The 1950’s also gave drivers and teams the ability to modify the cars how they wanted, which in turn enabled them to compete in multiple events across a number of different championships, with American driver Harry Shell demonstrating one of the greatest examples.
“In 1950 Harry Shell, the Franco American driver, entered the Formula 3 race, the supporting Formula 3 race in a Cooper” commented Highman.
“Back in the early 50’s Formula 3 were really small, nimble cars powered by 500cc bike engines.
“Basically, he finished second in a Formula 3 race, beaten by Stirling Moss and then he took out his 500cc engine and put in a 1.1 litre engine, and he hadn’t done any practice, but he started the Grand Prix.
“Unfortunately in the 1950 Monaco Grand Prix, in the opening lap there was a mass pile up at Tabac and he was one of the people eliminated.
“And that was where Cooper’s Grand Prix story started, with a Formula 3 car that hadn’t even done any practice with a 1.1 litre engine.”
These stories only provide a snippet of what took place during F1 in the 1950’s but Formula 1: Car By Car 1950-1959 documents it all. The book details every car, driver and team that competed in every single season of of the decade.
It is the fourth book of the series, with the 60’s, 70’s and 80’s having been published previously, and it took a year to put together.
Although it was one of the hardest parts of the book, there are photos of every single car that competed. Most of these images were provided by Motorsport Images, however, a number also came from The Klemantaski Collection, Willy Iacona and the Revs Digital Library.

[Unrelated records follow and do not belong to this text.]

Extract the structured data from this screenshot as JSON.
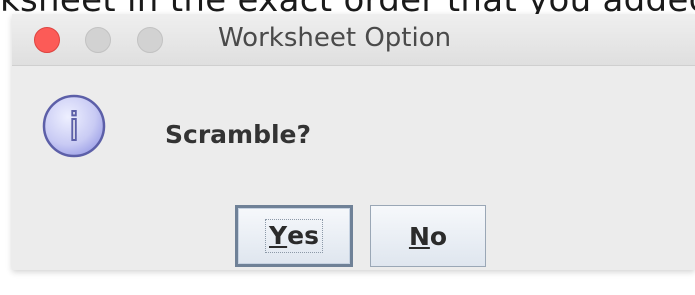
{
  "background": {
    "text": "ksheet in the exact order that you added th"
  },
  "dialog": {
    "title": "Worksheet Option",
    "message": "Scramble?",
    "icon": "info-icon",
    "icon_letter": "i",
    "buttons": {
      "yes": {
        "mnemonic": "Y",
        "rest": "es"
      },
      "no": {
        "mnemonic": "N",
        "rest": "o"
      }
    }
  },
  "colors": {
    "close": "#fc5b57",
    "inactive_traffic": "#d2d2d2",
    "dialog_bg": "#ececec",
    "icon_fill": "#c9cbf4",
    "icon_stroke": "#5c5fa8"
  }
}
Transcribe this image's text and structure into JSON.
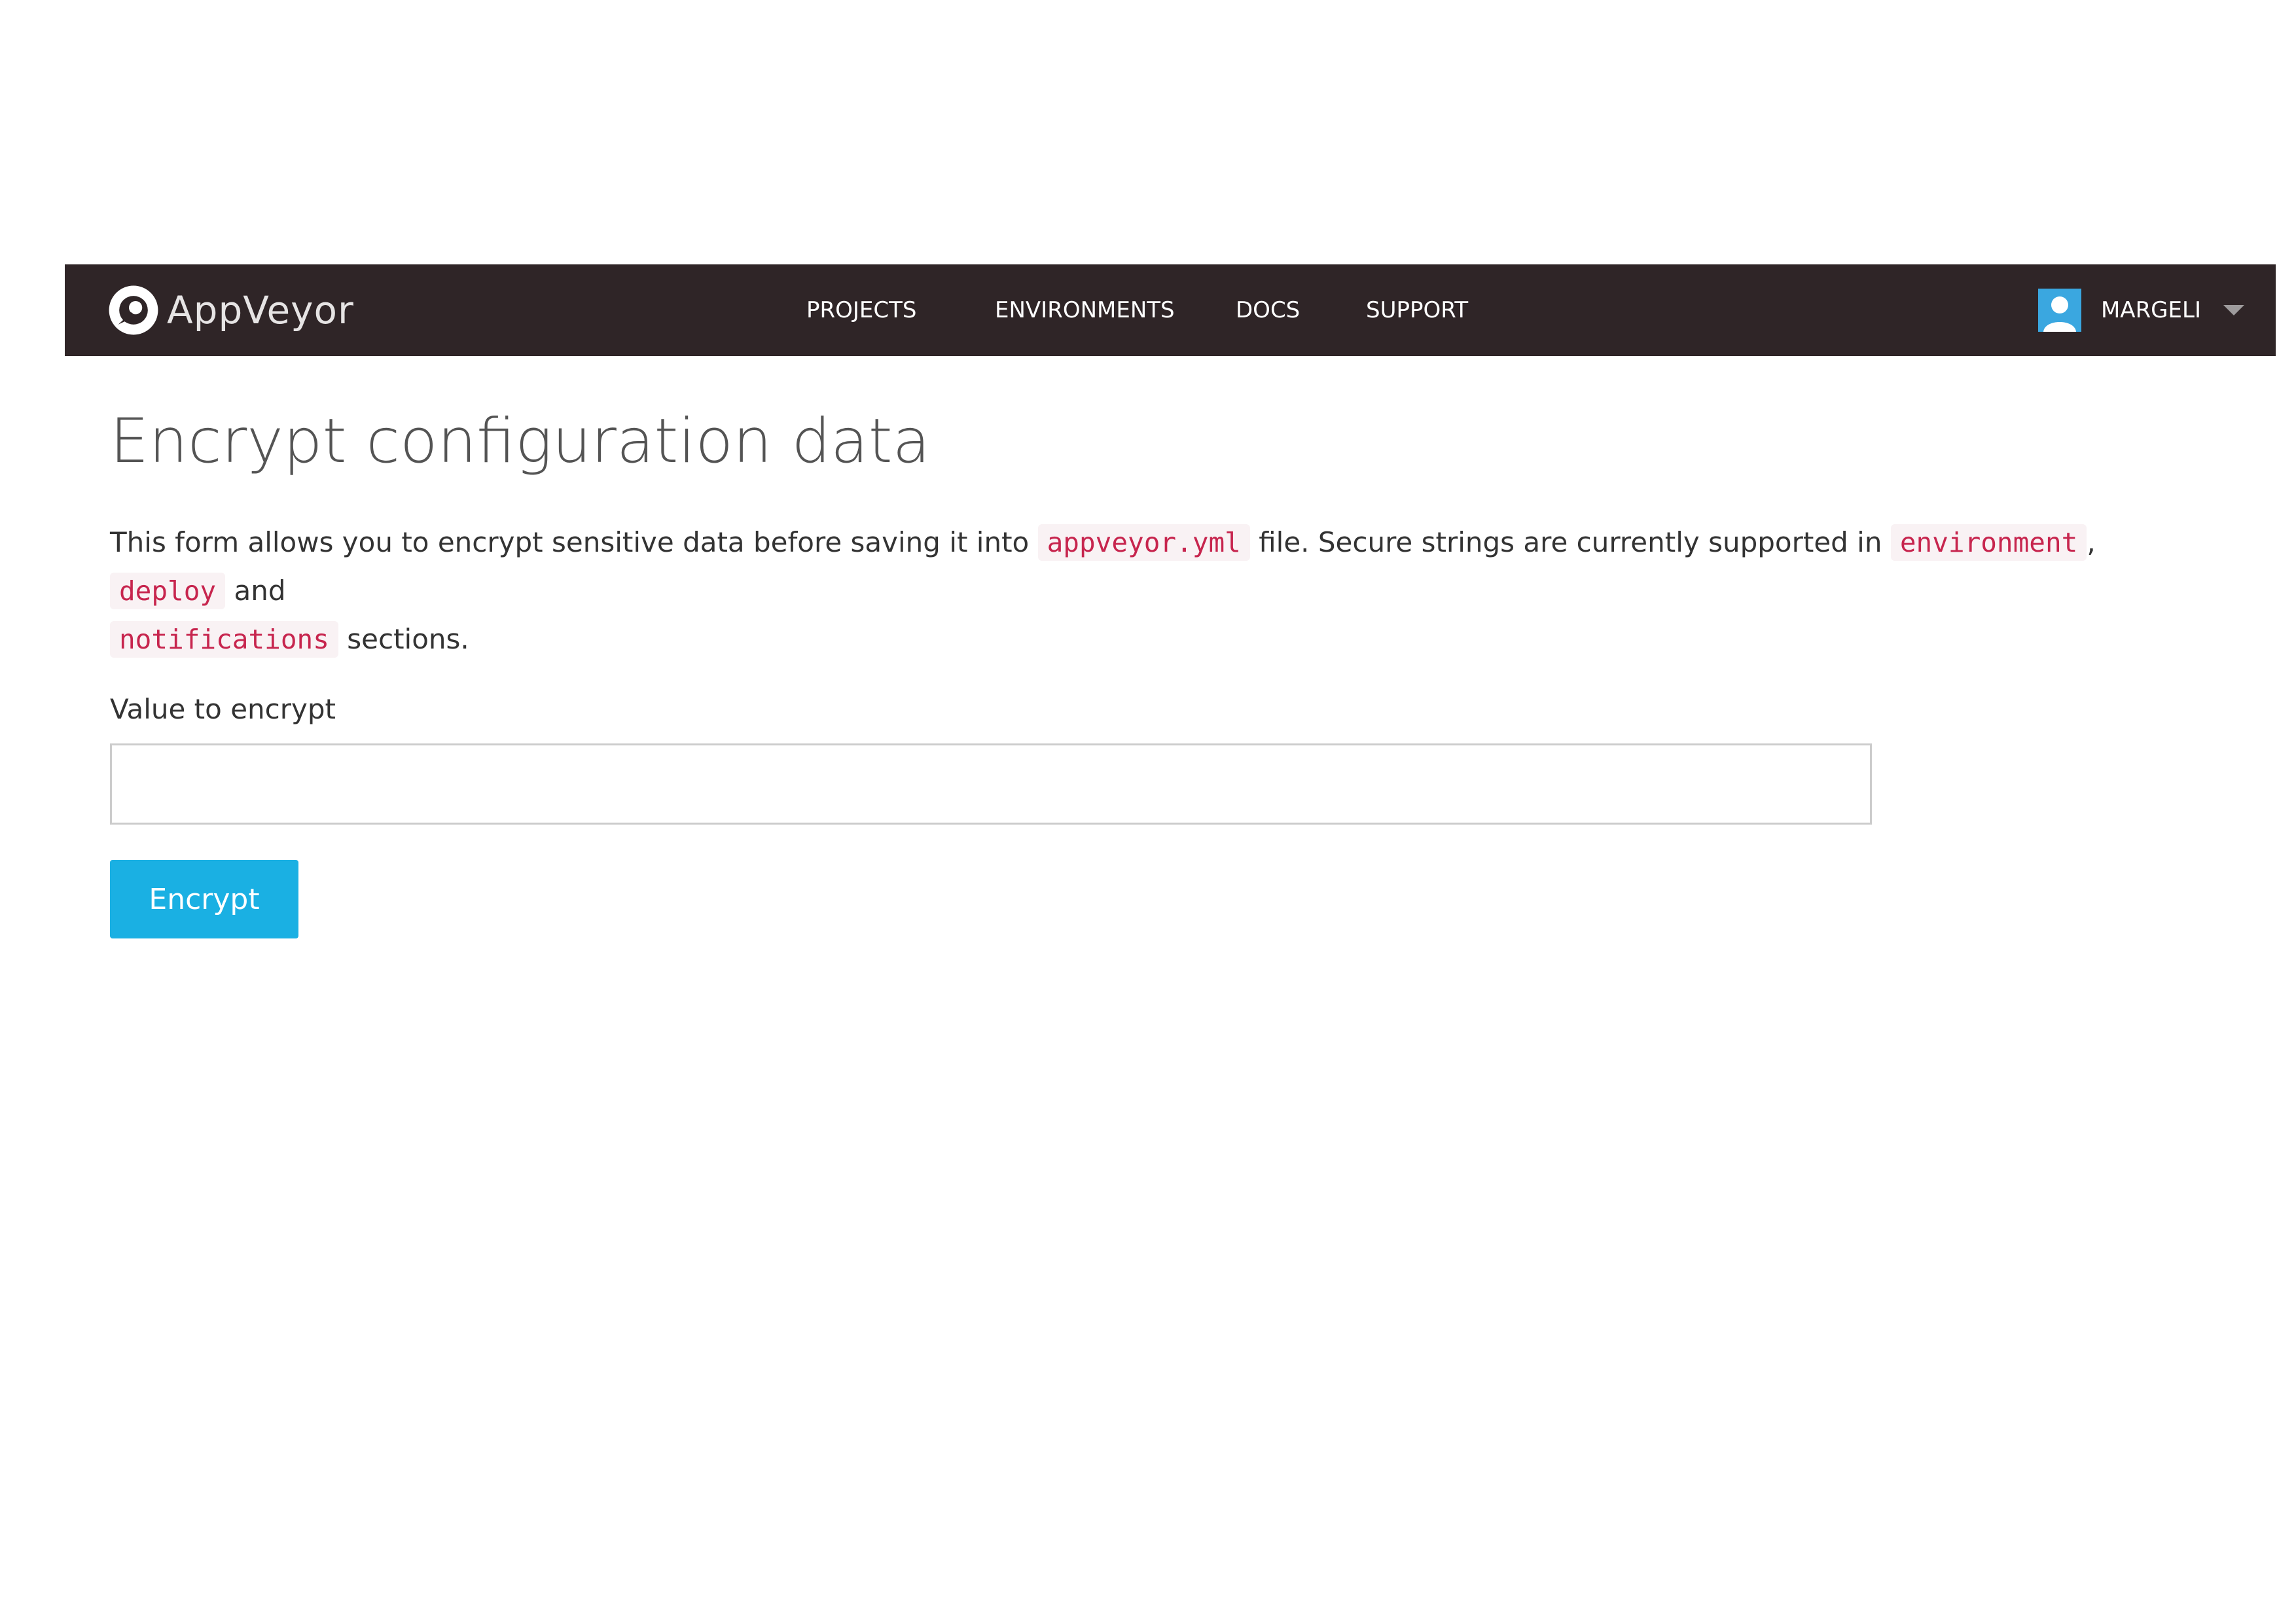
{
  "header": {
    "brand": {
      "name": "AppVeyor",
      "logo_icon": "appveyor-logo-icon"
    },
    "nav": [
      {
        "label": "PROJECTS"
      },
      {
        "label": "ENVIRONMENTS"
      },
      {
        "label": "DOCS"
      },
      {
        "label": "SUPPORT"
      }
    ],
    "user": {
      "name": "MARGELI",
      "avatar_icon": "user-avatar-icon",
      "menu_icon": "caret-down-icon"
    }
  },
  "main": {
    "title": "Encrypt configuration data",
    "description": {
      "text_1": "This form allows you to encrypt sensitive data before saving it into",
      "code_file": "appveyor.yml",
      "text_2": "file. Secure strings are currently supported in",
      "code_environment": "environment",
      "sep_comma": ",",
      "code_deploy": "deploy",
      "text_and": "and",
      "code_notifications": "notifications",
      "text_end": "sections."
    },
    "form": {
      "label": "Value to encrypt",
      "value": "",
      "placeholder": "",
      "button_label": "Encrypt"
    }
  },
  "colors": {
    "navbar_bg": "#2f2527",
    "button_bg": "#1ab0e3",
    "code_text": "#c7254e",
    "code_bg": "#f9f2f4",
    "avatar_bg": "#3aa7e0"
  }
}
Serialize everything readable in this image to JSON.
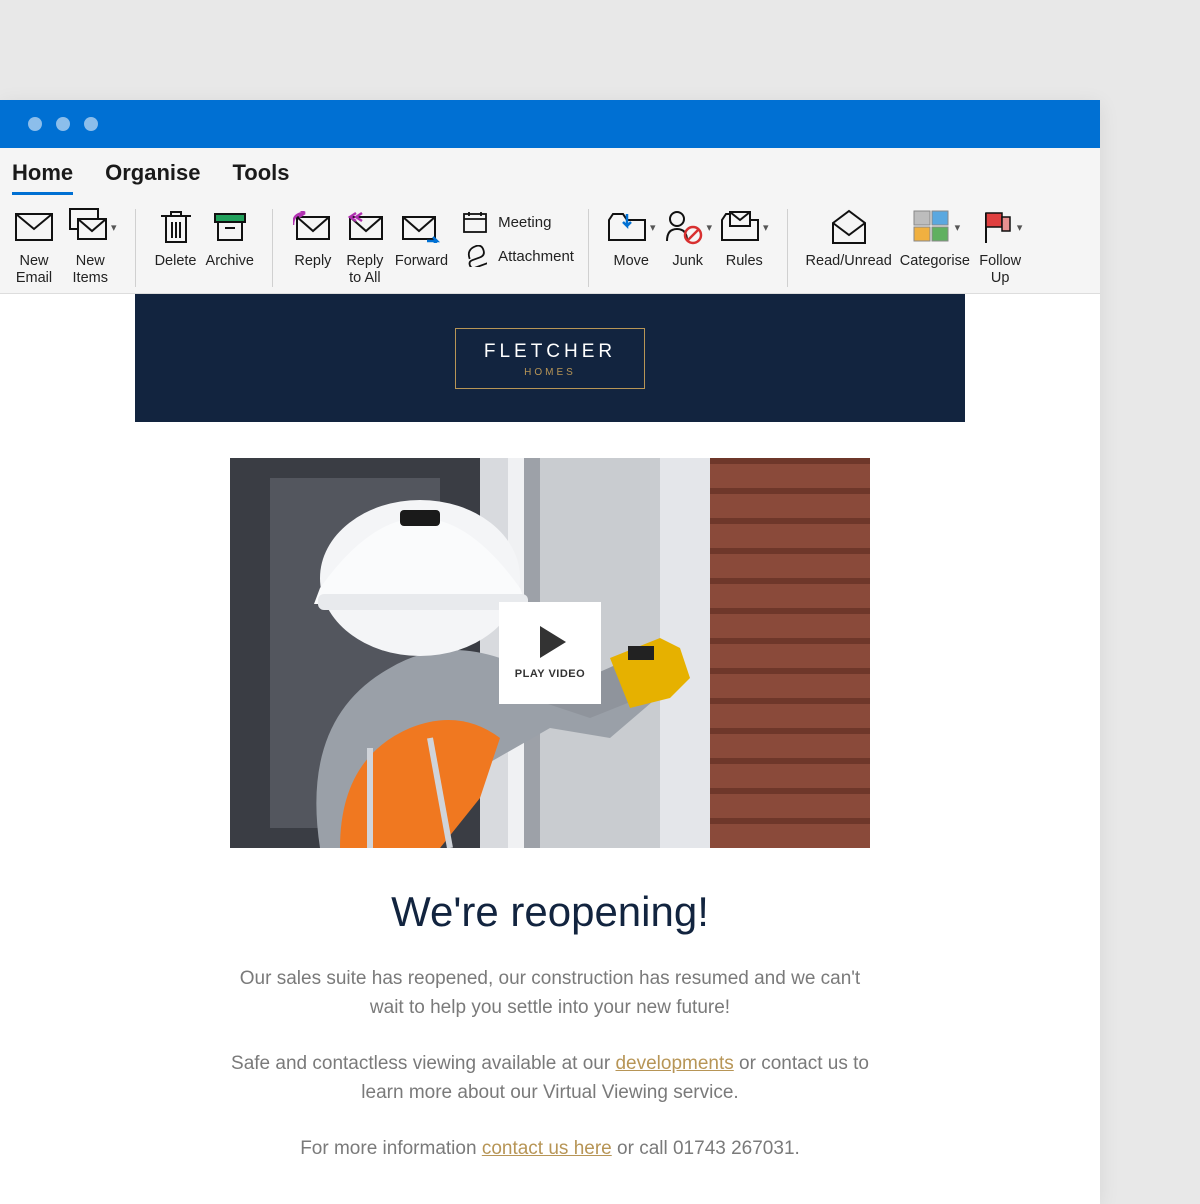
{
  "tabs": {
    "home": "Home",
    "organise": "Organise",
    "tools": "Tools"
  },
  "ribbon": {
    "new_email": "New\nEmail",
    "new_items": "New\nItems",
    "delete": "Delete",
    "archive": "Archive",
    "reply": "Reply",
    "reply_all": "Reply\nto All",
    "forward": "Forward",
    "meeting": "Meeting",
    "attachment": "Attachment",
    "move": "Move",
    "junk": "Junk",
    "rules": "Rules",
    "read_unread": "Read/Unread",
    "categorise": "Categorise",
    "follow_up": "Follow\nUp"
  },
  "email": {
    "brand_line1": "FLETCHER",
    "brand_line2": "HOMES",
    "play_label": "PLAY VIDEO",
    "headline": "We're reopening!",
    "para1": "Our sales suite has reopened, our construction has resumed and we can't wait to help you settle into your new future!",
    "para2_pre": "Safe and contactless viewing available at our ",
    "para2_link": "developments",
    "para2_post": " or contact us to learn more about our Virtual Viewing service.",
    "para3_pre": "For more information ",
    "para3_link": "contact us here",
    "para3_post": " or call 01743 267031."
  }
}
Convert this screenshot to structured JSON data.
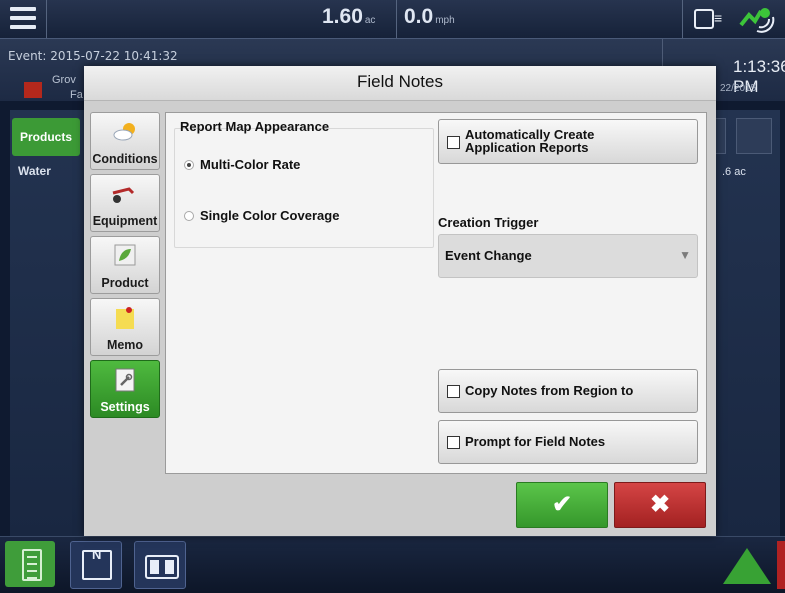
{
  "topbar": {
    "area_value": "1.60",
    "area_unit": "ac",
    "speed_value": "0.0",
    "speed_unit": "mph"
  },
  "event": {
    "label": "Event: 2015-07-22 10:41:32",
    "grower_fragment": "Grov",
    "farm_fragment": "Fa",
    "time_fragment": "1:13:36 PM",
    "date_fragment": "22/2015"
  },
  "background": {
    "products_tab": "Products",
    "product_row": "Water",
    "area_fragment": ".6 ac"
  },
  "dialog": {
    "title": "Field Notes",
    "sidebar": [
      {
        "label": "Conditions",
        "icon": "cloud-sun-icon"
      },
      {
        "label": "Equipment",
        "icon": "tractor-implement-icon"
      },
      {
        "label": "Product",
        "icon": "leaf-icon"
      },
      {
        "label": "Memo",
        "icon": "sticky-note-icon"
      },
      {
        "label": "Settings",
        "icon": "wrench-notepad-icon",
        "active": true
      }
    ],
    "report_map": {
      "title": "Report Map Appearance",
      "options": [
        {
          "label": "Multi-Color Rate",
          "selected": true
        },
        {
          "label": "Single Color Coverage",
          "selected": false
        }
      ]
    },
    "auto_create": {
      "line1": "Automatically Create",
      "line2": "Application Reports",
      "checked": false
    },
    "creation_trigger": {
      "label": "Creation Trigger",
      "value": "Event Change"
    },
    "copy_notes": {
      "label": "Copy Notes from Region to",
      "checked": false
    },
    "prompt_notes": {
      "label": "Prompt for Field Notes",
      "checked": false
    },
    "ok_symbol": "✔",
    "cancel_symbol": "✖"
  },
  "colors": {
    "accent_green": "#3c9a36",
    "cancel_red": "#b42a2a",
    "dialog_bg": "#cecece"
  }
}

If you want an encyclopedia on F1 for the 1950’s look no further. The level of detail captured is absolutely fantastic, with the images and human interest stories really bring the era back to life, and is a great read for anybody who is interested in the history of the series.
Head to www.evropublishing.com to purchase a copy of the 304 page book.
Formula 1: Car By Car 1950-1959
Author: Peter Highman